A Few Art Renditions of Entwives and Commentary
The mates of the Ents, who had their gardens in the regions later known as the Brown Lands. When Sauron blasted that region, the Entwives escaped into the wilds of Middle-earth and were lost to the Ents (or so the Ents themselves believed).
When Fimbrethil , an entwife, was a young Entmaiden, she was lovely and lightfooted. As she grew older she became bent and brown with parched golden hair and red cheeks, but Treebeard still found her beautiful. Fimbrethil and the other Entwives left the Ents and the wild woods to grow gardens east of the Anduin. For a time they prospered, but when Treebeard went east to seek Fimbrethil in the time of the War of the Last Alliance, he found that the gardens had become the ruined Brown Lands and that Fimbrethil and the Entwives were gone. It is not known what happened to the Entwives. They may have perished, or they may have wandered farther east. When Treebeard began the march against Isengard on March 2, 3019, he said that he would have liked to see Fimbrethil one last time.Fimbrethil (meaning Slender Beech) had been missing since Sauron's forces destroyed the gardens of the Entwives during the Second Age. At the time of the War of the Ring, Treebeard had not seen his beloved Fimbrethil for over 3,000 years. Many other races wrote tragic songs about the loss of the Entwives.

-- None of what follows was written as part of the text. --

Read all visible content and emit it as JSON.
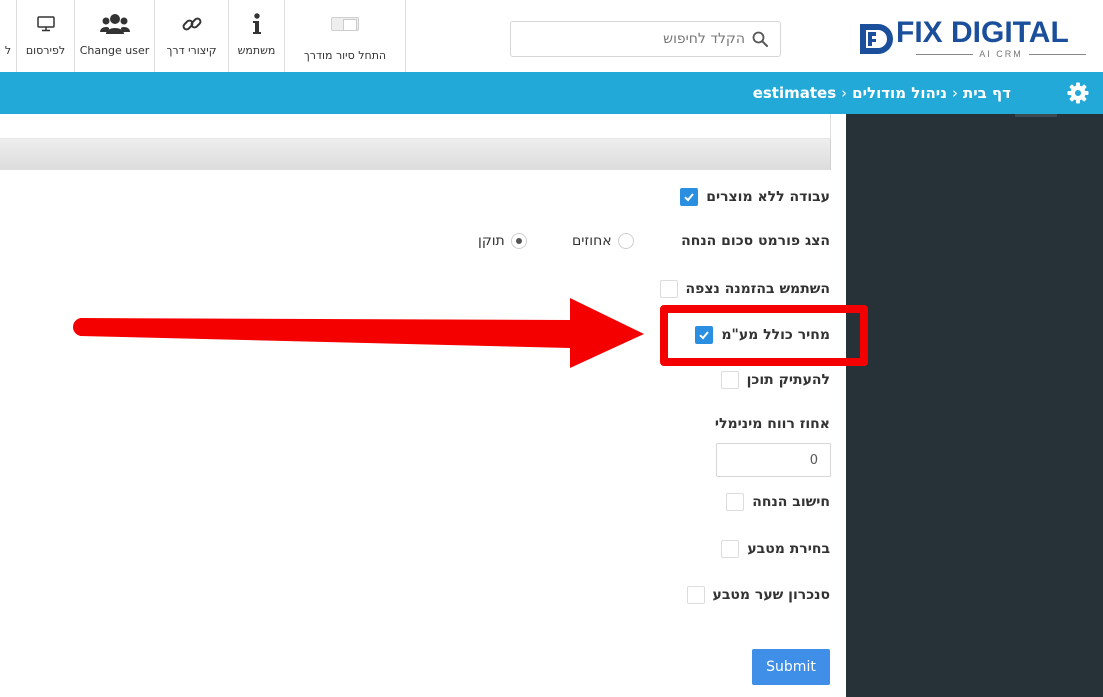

"Especially poignant, Treebeard's account of the fate of the lost Entwives tragically mirrors the topography of modern day earth: "...the Entwives desired order, and plenty, and peace. So the Entwives made gardens to live in...the land of the Entwives blossomed richly, and their fields were full of corn...we crossed over Anduin and came to their land; but we found a desert: it was all burned and uprooted, for war had passed over it" (p. 93,Towers). Treebeard's frustration and trepidation regarding the actions of man on Middle Earth and the loss of the Entwives serves as a warning to readers, portraying what may happen if we continue to disregard the balance inherent in the natural world." Talese Shertzer-